Ever the traitor to the Republic, former Attorney General Jim Jones has written an opinion, claiming SB1220 will “neuter” the Terrorist Control Statute. Mr. Jones claims SB1220 “would decriminalize any such criminal acts that were not done in cooperation with a “foreign terrorist organization.” It would behoove Mr. Jones to read the bill, which explicitly does not state that.
Mr. Jones also purports that the current statute, as written, could not be used to prosecute school patrons, “unless the patrons committed criminal acts that were dangerous to human life and intended to intimidate or coerce the public or school board.” He just negated his own argument against SB1220. It is the involvement of defined criminal acts of terrorism that are prosecuted. And although he claims SB1220 would “decriminalize any such criminal acts that were not done in cooperation with a “foreign terrorist organization”, he clearly does not understand the bill outlines what criminal acts an individual can be charged with, defined acts of terrorism.
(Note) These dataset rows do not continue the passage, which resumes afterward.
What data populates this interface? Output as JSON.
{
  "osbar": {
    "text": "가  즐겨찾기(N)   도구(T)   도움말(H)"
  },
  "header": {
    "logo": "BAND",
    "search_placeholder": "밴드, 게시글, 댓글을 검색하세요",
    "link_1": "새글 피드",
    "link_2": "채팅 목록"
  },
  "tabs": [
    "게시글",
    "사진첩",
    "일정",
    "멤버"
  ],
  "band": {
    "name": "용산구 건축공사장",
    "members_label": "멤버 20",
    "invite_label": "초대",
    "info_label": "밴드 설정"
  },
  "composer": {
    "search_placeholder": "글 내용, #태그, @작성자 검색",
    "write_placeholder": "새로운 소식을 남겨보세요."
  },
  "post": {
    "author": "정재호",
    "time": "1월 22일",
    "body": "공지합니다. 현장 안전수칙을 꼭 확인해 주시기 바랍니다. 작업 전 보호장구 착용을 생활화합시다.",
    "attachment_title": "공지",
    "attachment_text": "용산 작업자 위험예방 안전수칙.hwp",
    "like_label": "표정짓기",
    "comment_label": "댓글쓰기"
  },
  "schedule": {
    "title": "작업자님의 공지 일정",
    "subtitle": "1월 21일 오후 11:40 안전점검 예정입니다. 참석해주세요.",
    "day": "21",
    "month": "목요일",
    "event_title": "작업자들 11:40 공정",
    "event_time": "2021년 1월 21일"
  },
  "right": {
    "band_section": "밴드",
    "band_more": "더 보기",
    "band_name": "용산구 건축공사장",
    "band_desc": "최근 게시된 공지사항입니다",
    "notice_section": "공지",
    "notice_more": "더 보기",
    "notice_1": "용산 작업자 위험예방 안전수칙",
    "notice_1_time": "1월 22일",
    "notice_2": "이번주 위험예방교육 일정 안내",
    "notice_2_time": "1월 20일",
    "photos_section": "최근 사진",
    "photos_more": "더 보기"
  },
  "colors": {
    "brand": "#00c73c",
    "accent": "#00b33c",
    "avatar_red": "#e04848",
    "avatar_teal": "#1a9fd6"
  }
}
SB1220 does define what is considered acts of domestic terrorism that violate the law, including involvement with foreign terrorist organizations.
The passage of this bill is even more important as a June, 2021 Executive Order only strengthened the work of the DHS (pg 84) on domestic terrorism. As Mr. Jones stated, the belief is that domestic terrorism in on the rise, and it is very concerning how the White House is responding to these alleged threats. More than ever, it is critical that Idahoans are protected from false, and unlawful accusations of being a domestic terrorist.
So, while an individual can commit acts of domestic terrorism, they cannot be charged as a domestic terrorist. SB1220 only reinforces that stance. And, as previously noted, states may choose to enact statutes providing for a state specific definition and crime of domestic terrorism.
When confronting the government as a right for redress of grievances on its “perceived government overreach, negligence, or illegitimacy”, be alert to what that same government is defining as a terrorist act (pg 2).
One note to pretentious journalists, you might want to think twice about sensationally identifying someone you ideologically disagree with as a domestic terrorist or extremist as was done to an Idahoan. That might just be an act of slander on your part.
Contact the House of Representatives before February 13th and tell them to vote yes in support of SB1220, the bill safeguards the ability to prosecute any individual for committing criminal acts that fall under the definition of terrorism and protects Idahoans from being labeled a domestic terrorist without due process of the law.